September Picks Up and So Did Pickups
September auto sales were reported yesterday. Things were, over all, robust for most companies. Part of the reason was that hurricane Harvey took out about 500,000 cars and Irma another 200,000.
As Christopher Hopson, manager, North America light vehicle forecasting, IHS Markit, put it, “A perfect mix of hurricane replacement demand, especially in the Houston DMA, high incentives, surging fleet sales and available inventory of MY2017 models are helping to move the pace of light vehicle sales in September to a SAAR level of over 18 million units for the month. While this strong level of demand isn’t expected to be sustained throughout the fourth quarter, these short-term supports are not likely to drop off in a meaningful way, setting the stage of for strong Q4 results.”
“Perfect” is probably not the word that people in Texas and Florida would use, however.
But be that as it may, it is worth taking a look at some numbers that indicate not only the buying power of, certainly, Texas, but the total rehabilitation of the light truck segment of the market.
While Ram pickup sales were down by 1 percent compared to September 2016 to 47,142 units, know that the total number of vehicles sold by Chrysler (15,759) and Dodge (29,938) in September are a combined 45,517, so the pickups outsold the two sibling brands.
The GMC Sierra was up just 0.2 percent compared to last September, but its 18,106 are far greater than any other vehicle in the GMC showroom. Coming in second is the Terrain at 9,116, and know that the Terrain is up 61.2 percent compared with last September.
The Chevy Silverado has been off its game slightly this year, but for September things looked up—as in 21.7 percent higher than September 2016—and 55,236 of the pickups were sold, helping reduce the red ink for the year so far.
But the still-amazing Ford F-Series is still more amazing. In September 2017 there were 21.4 percent more of the pickups moved than had been the case last year. Ford delivered 82,302 F-Series.

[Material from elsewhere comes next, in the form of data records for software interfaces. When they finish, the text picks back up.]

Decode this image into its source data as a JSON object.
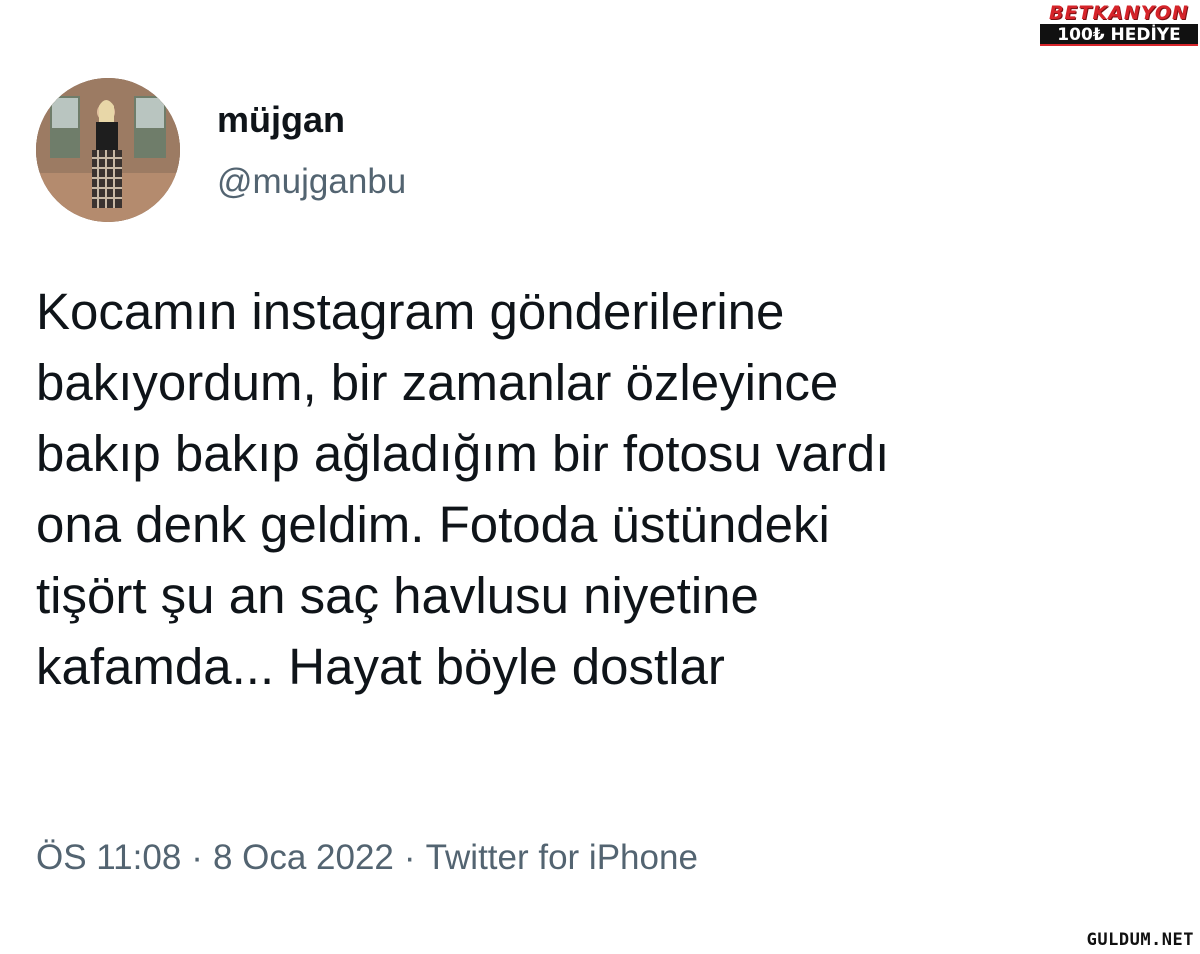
{
  "ad": {
    "brand": "BETKANYON",
    "promo": "100₺ HEDİYE",
    "colors": {
      "brand_red": "#d6242a",
      "dark": "#111111"
    }
  },
  "tweet": {
    "author": {
      "display_name": "müjgan",
      "handle": "@mujganbu",
      "avatar_icon": "profile-photo"
    },
    "text_lines": [
      "Kocamın instagram gönderilerine",
      "bakıyordum, bir zamanlar özleyince",
      "bakıp bakıp ağladığım bir fotosu vardı",
      "ona denk geldim. Fotoda üstündeki",
      "tişört şu an saç havlusu niyetine",
      "kafamda... Hayat böyle dostlar"
    ],
    "meta": {
      "time": "ÖS 11:08",
      "date": "8 Oca 2022",
      "source": "Twitter for iPhone",
      "separator": "·"
    }
  },
  "watermark": "GULDUM.NET",
  "colors": {
    "text": "#0f1419",
    "secondary": "#536471",
    "background": "#ffffff"
  }
}
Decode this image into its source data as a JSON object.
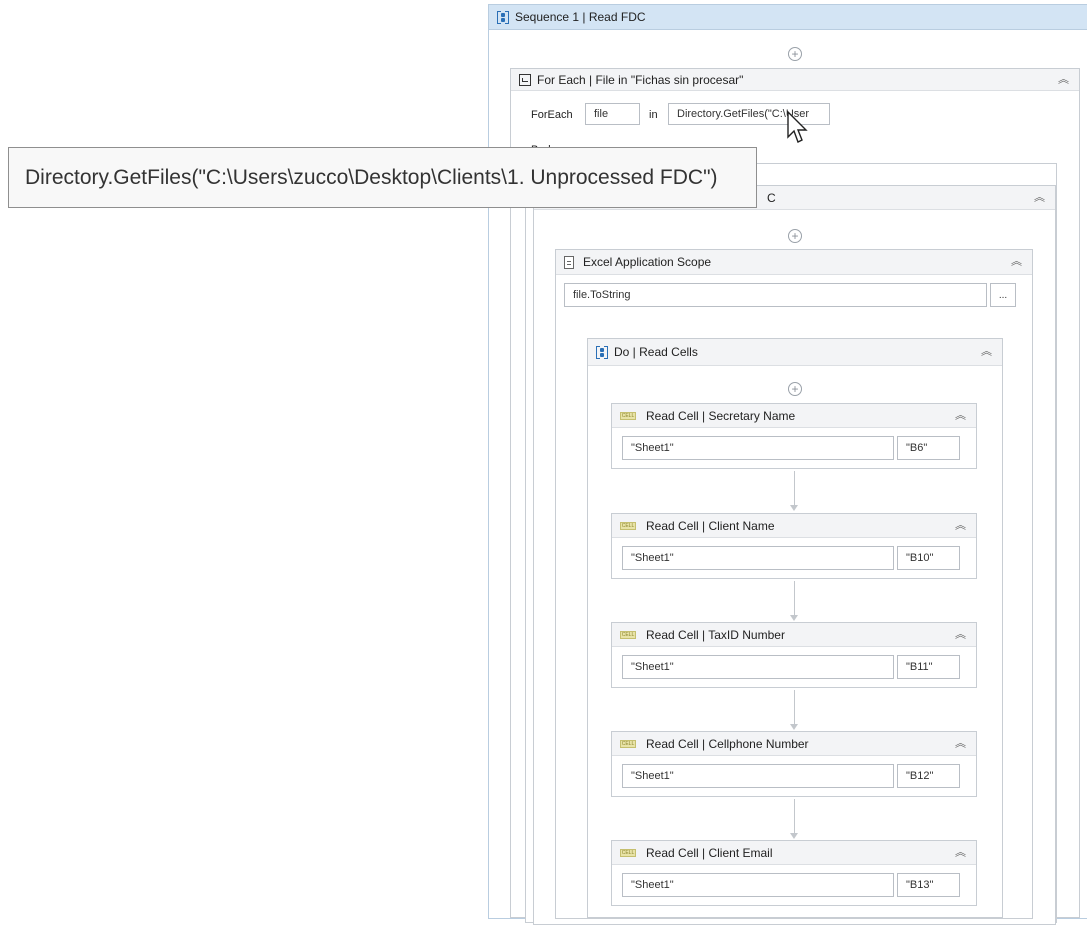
{
  "sequence": {
    "title": "Sequence 1 | Read FDC"
  },
  "foreach": {
    "title": "For Each | File in \"Fichas sin procesar\"",
    "foreach_label": "ForEach",
    "item_value": "file",
    "in_label": "in",
    "collection_value": "Directory.GetFiles(\"C:\\User",
    "body_label": "Body",
    "inner_title_fragment": "C"
  },
  "tooltip": {
    "text": "Directory.GetFiles(\"C:\\Users\\zucco\\Desktop\\Clients\\1. Unprocessed FDC\")"
  },
  "excel_scope": {
    "title": "Excel Application Scope",
    "path_value": "file.ToString",
    "browse_label": "..."
  },
  "do_sequence": {
    "title": "Do | Read Cells"
  },
  "read_cells": [
    {
      "title": "Read Cell | Secretary Name",
      "sheet": "\"Sheet1\"",
      "cell": "\"B6\""
    },
    {
      "title": "Read Cell | Client Name",
      "sheet": "\"Sheet1\"",
      "cell": "\"B10\""
    },
    {
      "title": "Read Cell | TaxID Number",
      "sheet": "\"Sheet1\"",
      "cell": "\"B11\""
    },
    {
      "title": "Read Cell | Cellphone Number",
      "sheet": "\"Sheet1\"",
      "cell": "\"B12\""
    },
    {
      "title": "Read Cell | Client Email",
      "sheet": "\"Sheet1\"",
      "cell": "\"B13\""
    }
  ],
  "icons": {
    "collapse": "chevron-double-up",
    "add": "plus-circle",
    "cell_icon_text": "CELL"
  },
  "colors": {
    "sequence_header_bg": "#cfe0f0",
    "accent": "#2a6fb6"
  }
}
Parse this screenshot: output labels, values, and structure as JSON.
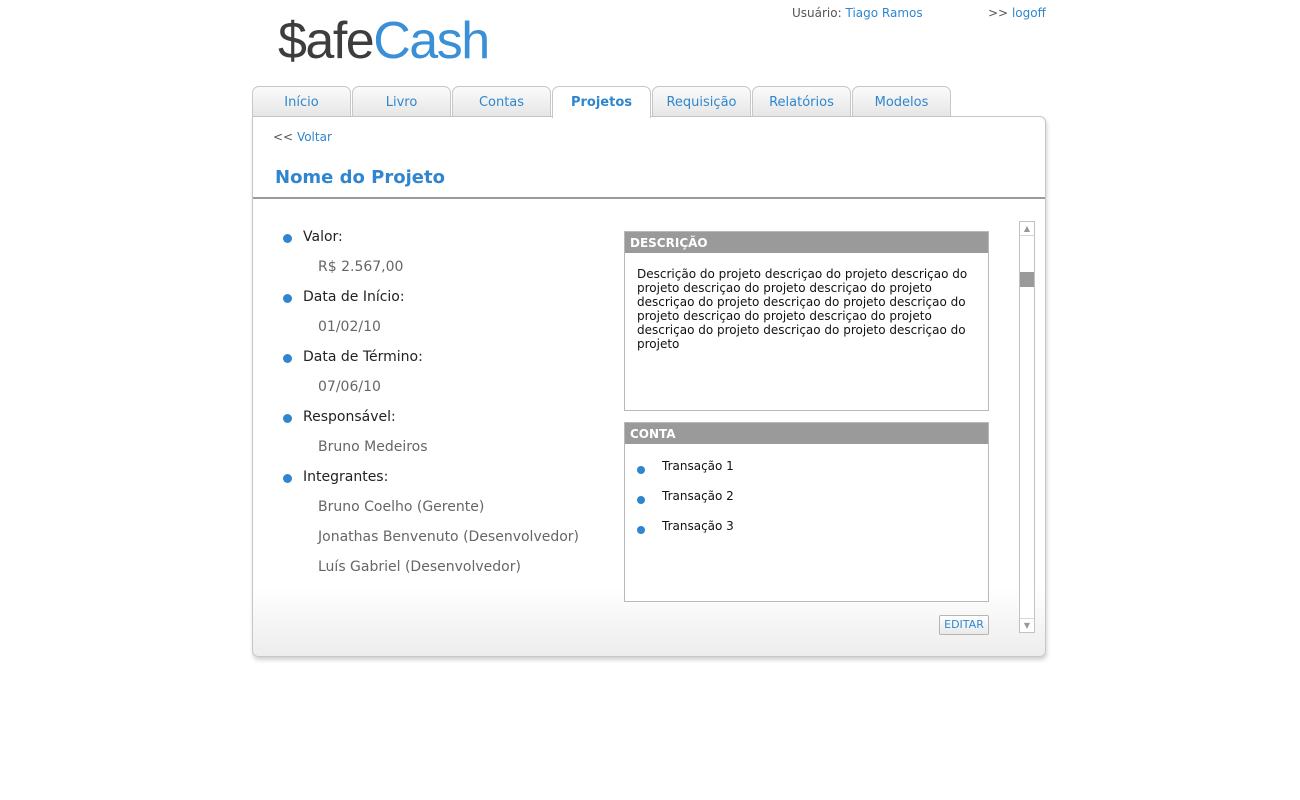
{
  "logo": {
    "part1": "$afe",
    "part2": "Cash"
  },
  "user": {
    "label": "Usuário:",
    "name": "Tiago Ramos"
  },
  "logoff": {
    "prefix": ">>",
    "label": "logoff"
  },
  "tabs": [
    {
      "label": "Início"
    },
    {
      "label": "Livro"
    },
    {
      "label": "Contas"
    },
    {
      "label": "Projetos",
      "active": true
    },
    {
      "label": "Requisição"
    },
    {
      "label": "Relatórios"
    },
    {
      "label": "Modelos"
    }
  ],
  "back": {
    "prefix": "<<",
    "label": "Voltar"
  },
  "project": {
    "title": "Nome do Projeto",
    "fields": [
      {
        "label": "Valor:",
        "values": [
          "R$ 2.567,00"
        ]
      },
      {
        "label": "Data de Início:",
        "values": [
          "01/02/10"
        ]
      },
      {
        "label": "Data de Término:",
        "values": [
          "07/06/10"
        ]
      },
      {
        "label": "Responsável:",
        "values": [
          "Bruno Medeiros"
        ]
      },
      {
        "label": "Integrantes:",
        "values": [
          "Bruno Coelho (Gerente)",
          "Jonathas Benvenuto (Desenvolvedor)",
          "Luís Gabriel (Desenvolvedor)"
        ]
      }
    ]
  },
  "description": {
    "header": "DESCRIÇÃO",
    "text": "Descrição do projeto descriçao do projeto descriçao do projeto descriçao do projeto descriçao do projeto descriçao do projeto descriçao do projeto descriçao do projeto descriçao do projeto descriçao do projeto descriçao do projeto descriçao do projeto descriçao do projeto"
  },
  "conta": {
    "header": "CONTA",
    "transactions": [
      "Transação 1",
      "Transação 2",
      "Transação 3"
    ]
  },
  "edit_button": {
    "label": "EDITAR"
  },
  "colors": {
    "accent": "#2f86cf",
    "header_gray": "#9a9a9a",
    "logo_dark": "#3d3d3d"
  }
}
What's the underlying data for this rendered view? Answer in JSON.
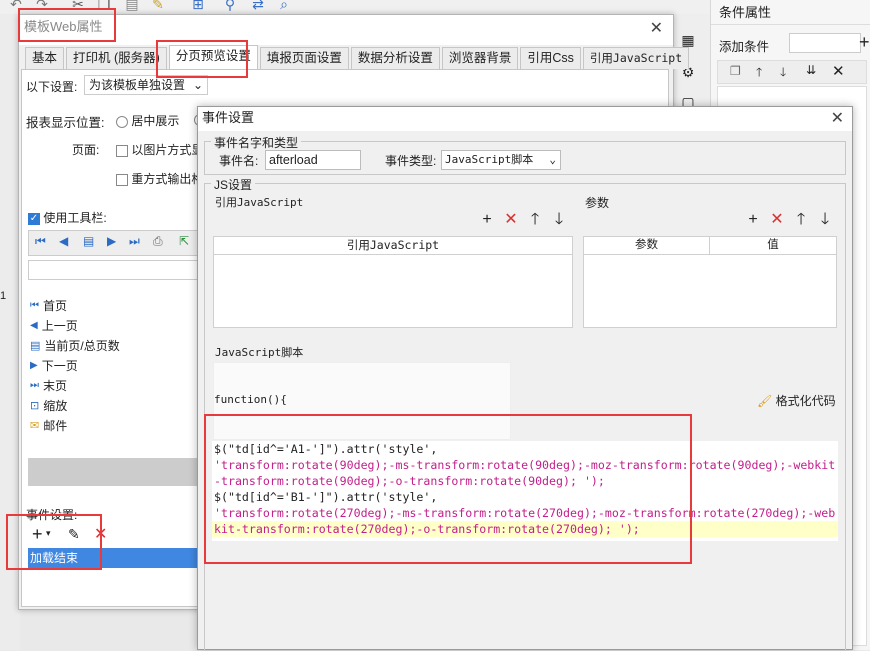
{
  "toolbar": {
    "hint": "toolbar"
  },
  "right_panel": {
    "title": "条件属性",
    "add_condition_label": "添加条件",
    "add_icon": "plus-icon"
  },
  "side_labels": {
    "left_text": "1"
  },
  "main_dialog": {
    "title": "模板Web属性",
    "tabs": [
      "基本",
      "打印机 (服务器)",
      "分页预览设置",
      "填报页面设置",
      "数据分析设置",
      "浏览器背景",
      "引用Css",
      "引用JavaScript"
    ],
    "active_tab": "分页预览设置",
    "settings_label": "以下设置:",
    "settings_select": "为该模板单独设置",
    "position_label": "报表显示位置:",
    "position_option_center": "居中展示",
    "page_label": "页面:",
    "page_option_image": "以图片方式显",
    "page_option_reprint": "重方式输出格",
    "use_toolbar_label": "使用工具栏:",
    "toolbar_items": [
      "首页",
      "上一页",
      "当前页/总页数",
      "下一页",
      "末页",
      "缩放",
      "邮件"
    ],
    "event_settings_label": "事件设置:",
    "event_list": [
      "加载结束"
    ]
  },
  "event_dialog": {
    "title": "事件设置",
    "name_type_legend": "事件名字和类型",
    "event_name_label": "事件名:",
    "event_name_value": "afterload",
    "event_type_label": "事件类型:",
    "event_type_value": "JavaScript脚本",
    "js_legend": "JS设置",
    "ref_js_label": "引用JavaScript",
    "ref_js_column": "引用JavaScript",
    "params_label": "参数",
    "params_col_name": "参数",
    "params_col_value": "值",
    "script_label": "JavaScript脚本",
    "function_header": "function(){",
    "format_code_label": "格式化代码",
    "code_lines": [
      "$(\"td[id^='A1-']\").attr('style',",
      "'transform:rotate(90deg);-ms-transform:rotate(90deg);-moz-transform:rotate(90deg);-webkit",
      "-transform:rotate(90deg);-o-transform:rotate(90deg); ');",
      "$(\"td[id^='B1-']\").attr('style',",
      "'transform:rotate(270deg);-ms-transform:rotate(270deg);-moz-transform:rotate(270deg);-web",
      "kit-transform:rotate(270deg);-o-transform:rotate(270deg); ');"
    ]
  }
}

To put that into context know that the entire number of Ford cars sold in September—as in Fiesta, Focus, C-MAX, Fusion, Taurus Police Interceptor Sedan, GT, and Mustang—was 47,018.
You could add in the number of all of the vehicles—cars and SUVs—sold by Lincoln in September, 8,802, and you still wouldn’t reach the F-Series.
Yes, the unfortunate weather had a boost for sales. But damn good products were probably more compelling for the customers.
Back in 2012 Audi bought Italian motorcycle manufacturer extraordinaire Ducati for €860-million which, at the time, probably seemed like a good idea.
What happens if that $2.29 a gallon goes up by a couple of bucks a year from now? How are the pickup, SUV and crossover sales going to be then?
The common wisdom seems to be that midsize cars have pretty much had it in the U.S. new car market.